Data about app and page elements
━━━━━━━━━━━━━━━━━━━━
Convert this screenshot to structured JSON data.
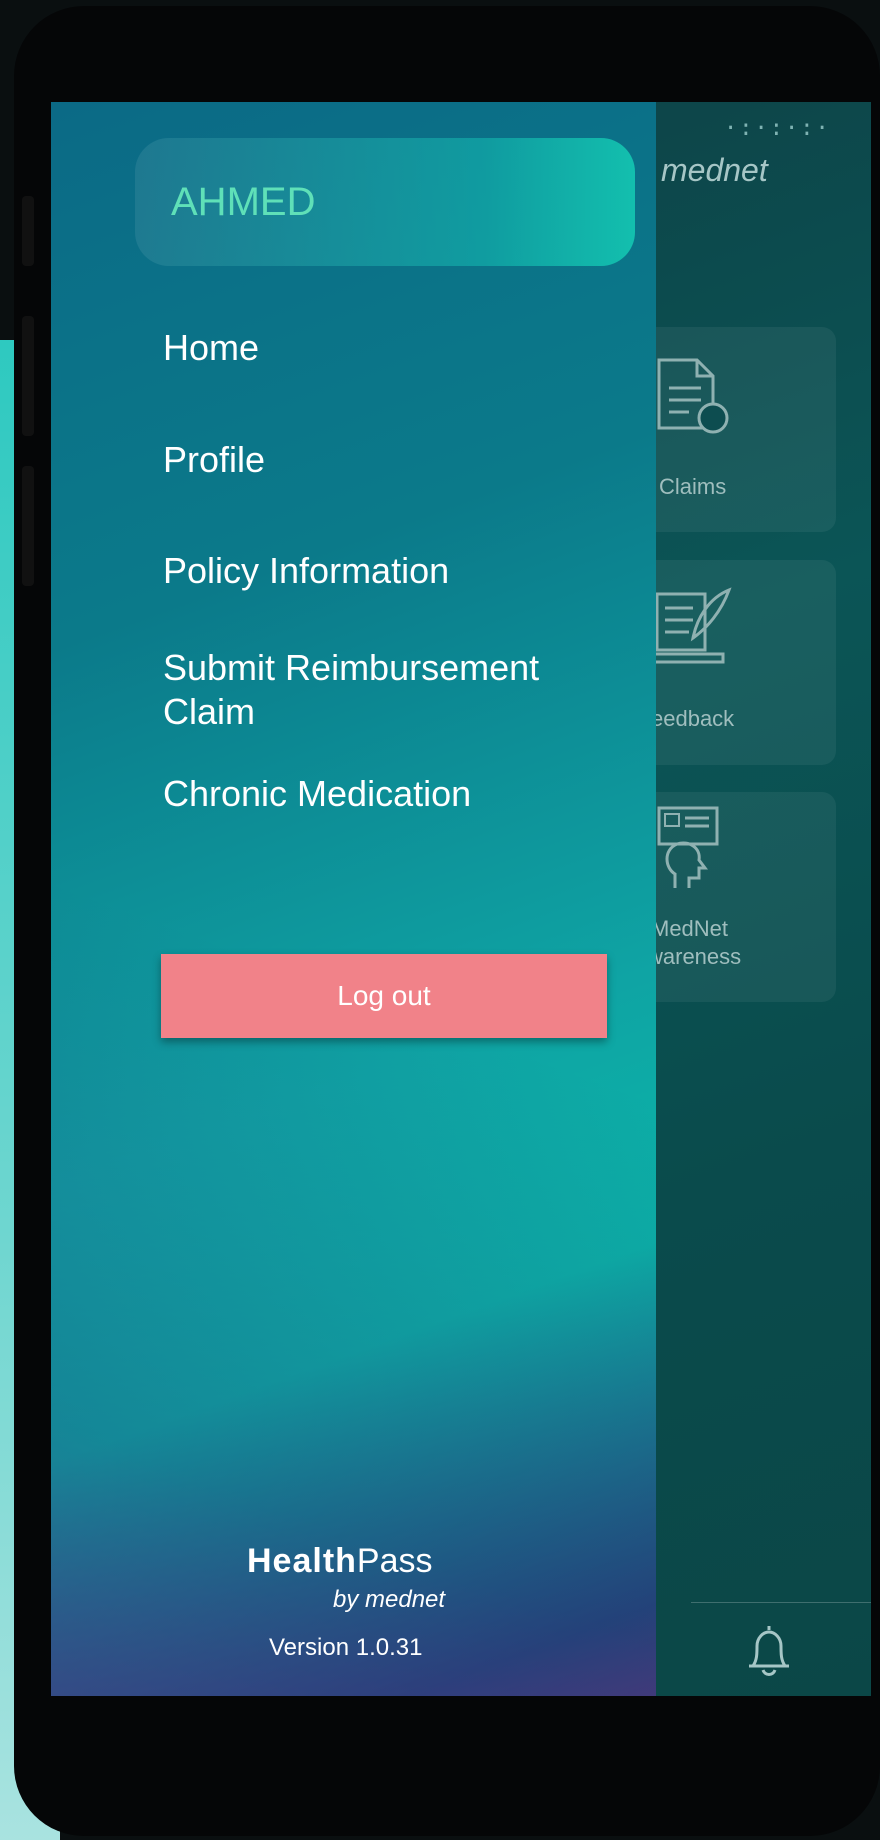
{
  "drawer": {
    "user_name": "AHMED",
    "menu": [
      {
        "label": "Home"
      },
      {
        "label": "Profile"
      },
      {
        "label": "Policy Information"
      },
      {
        "label": "Submit Reimbursement Claim"
      },
      {
        "label": "Chronic Medication"
      }
    ],
    "logout_label": "Log out",
    "brand_health": "Health",
    "brand_pass": "Pass",
    "brand_by": "by mednet",
    "version": "Version 1.0.31"
  },
  "background_app": {
    "logo": "mednet",
    "tiles": [
      {
        "label": "Claims",
        "icon": "claims-document-icon"
      },
      {
        "label": "eedback",
        "icon": "feedback-quill-icon"
      },
      {
        "label": "MedNet",
        "icon": "awareness-head-icon"
      },
      {
        "label": "wareness",
        "icon": ""
      }
    ],
    "bottom_icon": "bell-icon"
  },
  "colors": {
    "drawer_top": "#0b6a86",
    "drawer_mid": "#0fa4a4",
    "drawer_bottom": "#4a3f7a",
    "user_name": "#5fe0b8",
    "logout_button": "#f18289"
  }
}
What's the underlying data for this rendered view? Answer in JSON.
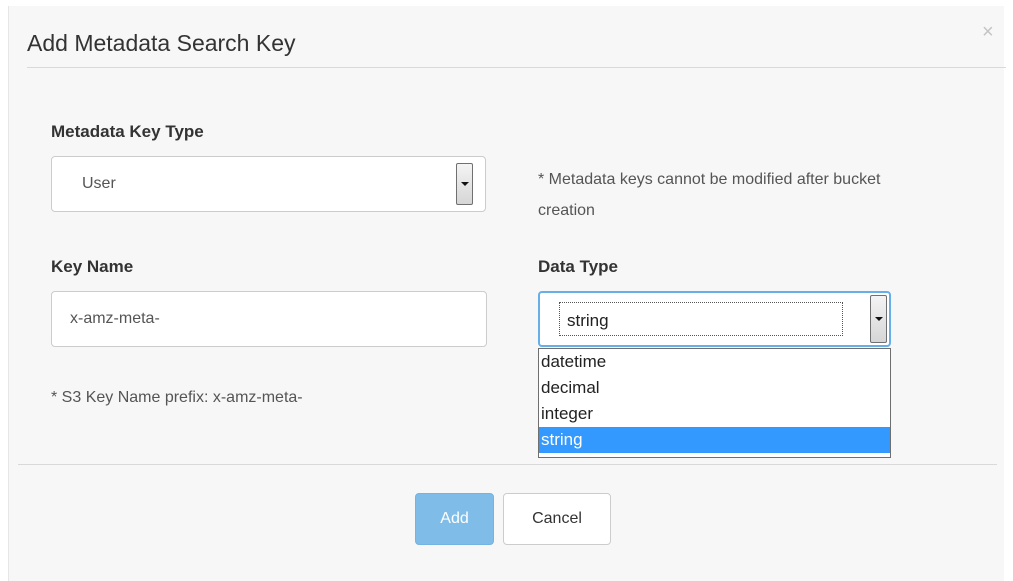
{
  "dialog": {
    "title": "Add Metadata Search Key",
    "close_symbol": "×"
  },
  "metadata_key_type": {
    "label": "Metadata Key Type",
    "selected": "User",
    "note": "* Metadata keys cannot be modified after bucket creation"
  },
  "key_name": {
    "label": "Key Name",
    "value": "x-amz-meta-",
    "prefix_note": "* S3 Key Name prefix: x-amz-meta-"
  },
  "data_type": {
    "label": "Data Type",
    "selected": "string",
    "options": [
      "datetime",
      "decimal",
      "integer",
      "string"
    ],
    "highlighted_option": "string",
    "focus_color": "#66afe9",
    "highlight_color": "#3399ff"
  },
  "footer": {
    "add_label": "Add",
    "cancel_label": "Cancel"
  }
}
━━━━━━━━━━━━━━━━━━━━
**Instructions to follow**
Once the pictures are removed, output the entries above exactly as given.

**Expected answer**
Convert this screenshot to structured JSON data.
{
  "drawer": {
    "user_name": "AHMED",
    "menu": [
      {
        "label": "Home"
      },
      {
        "label": "Profile"
      },
      {
        "label": "Policy Information"
      },
      {
        "label": "Submit Reimbursement Claim"
      },
      {
        "label": "Chronic Medication"
      }
    ],
    "logout_label": "Log out",
    "brand_health": "Health",
    "brand_pass": "Pass",
    "brand_by": "by mednet",
    "version": "Version 1.0.31"
  },
  "background_app": {
    "logo": "mednet",
    "tiles": [
      {
        "label": "Claims",
        "icon": "claims-document-icon"
      },
      {
        "label": "eedback",
        "icon": "feedback-quill-icon"
      },
      {
        "label": "MedNet",
        "icon": "awareness-head-icon"
      },
      {
        "label": "wareness",
        "icon": ""
      }
    ],
    "bottom_icon": "bell-icon"
  },
  "colors": {
    "drawer_top": "#0b6a86",
    "drawer_mid": "#0fa4a4",
    "drawer_bottom": "#4a3f7a",
    "user_name": "#5fe0b8",
    "logout_button": "#f18289"
  }
}
What's the underlying data for this rendered view? Answer in JSON.
{
  "dialog": {
    "title": "Add Metadata Search Key",
    "close_symbol": "×"
  },
  "metadata_key_type": {
    "label": "Metadata Key Type",
    "selected": "User",
    "note": "* Metadata keys cannot be modified after bucket creation"
  },
  "key_name": {
    "label": "Key Name",
    "value": "x-amz-meta-",
    "prefix_note": "* S3 Key Name prefix: x-amz-meta-"
  },
  "data_type": {
    "label": "Data Type",
    "selected": "string",
    "options": [
      "datetime",
      "decimal",
      "integer",
      "string"
    ],
    "highlighted_option": "string",
    "focus_color": "#66afe9",
    "highlight_color": "#3399ff"
  },
  "footer": {
    "add_label": "Add",
    "cancel_label": "Cancel"
  }
}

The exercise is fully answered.